Bicentennial Lesson Plan

Primary Sources: Healthcare History in Maine

Grade Level: 6-8, 9-12 Content Area: Social Studies
This lesson plan will give students the opportunity to read and analyze letters, literature, and other primary documents and articles of material culture from the MHS collections relating to how people in Maine have given and received healthcare throughout history. Students will discuss the giving and receiving of medicines and treatments from the 18th-21st centuries, the evolving role of hospitals since the 19th century, and how the nursing profession has changed since the Civil War. Students will also look at how people and healthcare facilities in Maine have addressed epidemics in the past, such as influenza and tuberculosis, and what we can learn today from studying the history of healthcare and medicine.

Lesson Plan

Bicentennial Lesson Plan

Wabanaki Studies: Out of Ash

Grade Level: 3-5, 6-8, 9-12 Content Area: Science & Engineering, Social Studies
This lesson plan will give middle and high school students a broad overview of the ash tree population in North America, the Emerald Ash Borer (EAB) threatening it, and the importance of the ash tree to the Wabanaki people in Maine.
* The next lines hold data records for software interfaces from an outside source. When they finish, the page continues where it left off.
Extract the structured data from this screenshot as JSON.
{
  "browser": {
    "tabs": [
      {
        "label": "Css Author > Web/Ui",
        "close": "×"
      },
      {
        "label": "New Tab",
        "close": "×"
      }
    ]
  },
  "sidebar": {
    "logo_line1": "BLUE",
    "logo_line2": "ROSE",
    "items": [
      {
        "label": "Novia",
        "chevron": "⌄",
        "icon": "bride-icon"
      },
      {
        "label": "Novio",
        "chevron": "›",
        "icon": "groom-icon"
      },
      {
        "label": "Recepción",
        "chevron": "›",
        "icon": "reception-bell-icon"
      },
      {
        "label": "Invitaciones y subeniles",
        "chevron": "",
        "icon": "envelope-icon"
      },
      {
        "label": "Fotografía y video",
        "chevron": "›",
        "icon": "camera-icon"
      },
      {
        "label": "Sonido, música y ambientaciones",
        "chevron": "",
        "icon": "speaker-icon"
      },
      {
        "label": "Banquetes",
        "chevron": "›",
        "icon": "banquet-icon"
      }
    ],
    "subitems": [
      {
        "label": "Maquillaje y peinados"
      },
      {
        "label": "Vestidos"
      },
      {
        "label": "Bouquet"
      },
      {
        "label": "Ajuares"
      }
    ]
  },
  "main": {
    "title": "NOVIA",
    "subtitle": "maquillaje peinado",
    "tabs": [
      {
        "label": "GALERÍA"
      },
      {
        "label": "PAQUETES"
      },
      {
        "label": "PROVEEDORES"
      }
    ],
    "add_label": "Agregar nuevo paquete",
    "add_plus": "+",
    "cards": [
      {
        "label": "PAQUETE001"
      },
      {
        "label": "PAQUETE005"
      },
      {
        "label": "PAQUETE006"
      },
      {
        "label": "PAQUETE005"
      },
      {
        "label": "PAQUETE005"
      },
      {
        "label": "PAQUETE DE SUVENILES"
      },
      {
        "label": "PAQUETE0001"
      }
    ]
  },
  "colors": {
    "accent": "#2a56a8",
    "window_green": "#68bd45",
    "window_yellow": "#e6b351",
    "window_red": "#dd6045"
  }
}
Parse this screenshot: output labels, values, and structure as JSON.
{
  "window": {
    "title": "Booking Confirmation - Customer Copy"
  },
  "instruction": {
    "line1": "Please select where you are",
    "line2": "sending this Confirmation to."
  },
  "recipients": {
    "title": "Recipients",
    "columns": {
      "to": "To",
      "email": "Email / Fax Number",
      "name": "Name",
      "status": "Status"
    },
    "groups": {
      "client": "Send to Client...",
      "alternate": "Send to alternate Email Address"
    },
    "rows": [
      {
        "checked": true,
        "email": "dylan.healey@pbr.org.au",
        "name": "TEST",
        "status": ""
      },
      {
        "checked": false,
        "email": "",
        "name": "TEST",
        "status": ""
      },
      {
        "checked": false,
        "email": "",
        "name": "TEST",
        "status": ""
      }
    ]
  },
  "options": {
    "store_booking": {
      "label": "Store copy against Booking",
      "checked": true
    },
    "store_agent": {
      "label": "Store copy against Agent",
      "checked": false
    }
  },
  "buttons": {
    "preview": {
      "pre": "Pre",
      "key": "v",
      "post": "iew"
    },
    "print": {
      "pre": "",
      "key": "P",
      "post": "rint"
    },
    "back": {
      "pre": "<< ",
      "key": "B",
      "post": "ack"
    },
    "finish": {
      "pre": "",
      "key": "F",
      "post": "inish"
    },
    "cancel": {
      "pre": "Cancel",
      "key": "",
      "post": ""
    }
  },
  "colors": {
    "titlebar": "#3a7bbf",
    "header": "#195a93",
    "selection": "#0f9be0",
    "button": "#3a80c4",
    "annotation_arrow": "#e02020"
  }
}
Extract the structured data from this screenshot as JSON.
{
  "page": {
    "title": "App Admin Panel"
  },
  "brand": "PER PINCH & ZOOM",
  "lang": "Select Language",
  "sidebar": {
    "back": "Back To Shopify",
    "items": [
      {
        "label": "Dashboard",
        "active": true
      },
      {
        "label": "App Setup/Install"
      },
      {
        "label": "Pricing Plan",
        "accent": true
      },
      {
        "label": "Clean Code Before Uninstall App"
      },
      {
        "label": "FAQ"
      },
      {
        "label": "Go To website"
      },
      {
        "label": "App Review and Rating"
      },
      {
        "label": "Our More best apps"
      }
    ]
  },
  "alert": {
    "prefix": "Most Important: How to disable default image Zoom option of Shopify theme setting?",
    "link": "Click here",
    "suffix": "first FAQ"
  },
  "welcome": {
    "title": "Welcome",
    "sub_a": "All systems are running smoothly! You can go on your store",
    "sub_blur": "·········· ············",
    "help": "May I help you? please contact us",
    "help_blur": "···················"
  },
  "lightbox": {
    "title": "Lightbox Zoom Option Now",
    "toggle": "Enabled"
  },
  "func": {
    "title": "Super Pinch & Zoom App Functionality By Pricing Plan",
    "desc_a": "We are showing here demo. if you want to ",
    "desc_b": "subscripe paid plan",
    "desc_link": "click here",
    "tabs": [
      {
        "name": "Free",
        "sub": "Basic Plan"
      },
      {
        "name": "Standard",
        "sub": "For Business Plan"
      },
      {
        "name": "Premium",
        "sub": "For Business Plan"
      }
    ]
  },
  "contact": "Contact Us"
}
Students will look at Wabanaki oral histories as well as the geological/glacial beginnings of the region we now know as Maine for a general understanding of how the ash tree came to be a significant part of Wabanaki cultural history and environmental history in Maine. Students will compare national measures to combat the EAB to the Wabanaki-led Ash Task Force’s approaches in Maine, will discuss the benefits and challenges of biological control of invasive species, the concept of climigration, the concepts of Traditional Ecological Knowledge (TEK) and Indigenous Knowledge (IK) and how research scientists arrive at best practices for aiding the environment.

Lesson Plan

Bicentennial Lesson Plan

Wabanaki Studies: Stewarding Natural Resources

Grade Level: 3-5 Content Area: Science & Engineering, Social Studies
This lesson plan will introduce elementary-grade students to the concepts and importance of Traditional Ecological Knowledge (TEK) and Indigenous Knowledge (IK), taught and understood through oral history to generations of Wabanaki people. Students will engage in discussions about how humans can be stewards of the local ecosystem, and how non-Native Maine citizens can listen to, learn from, and amplify the voices of Wabanaki neighbors to assist in the future of a sustainable environment. Students will learn about Wabanaki artists, teachers, and leaders from the past and present to help contextualize the concepts and ideas in this lesson, and learn about how Wabanaki youth are carrying tradition forward into the future.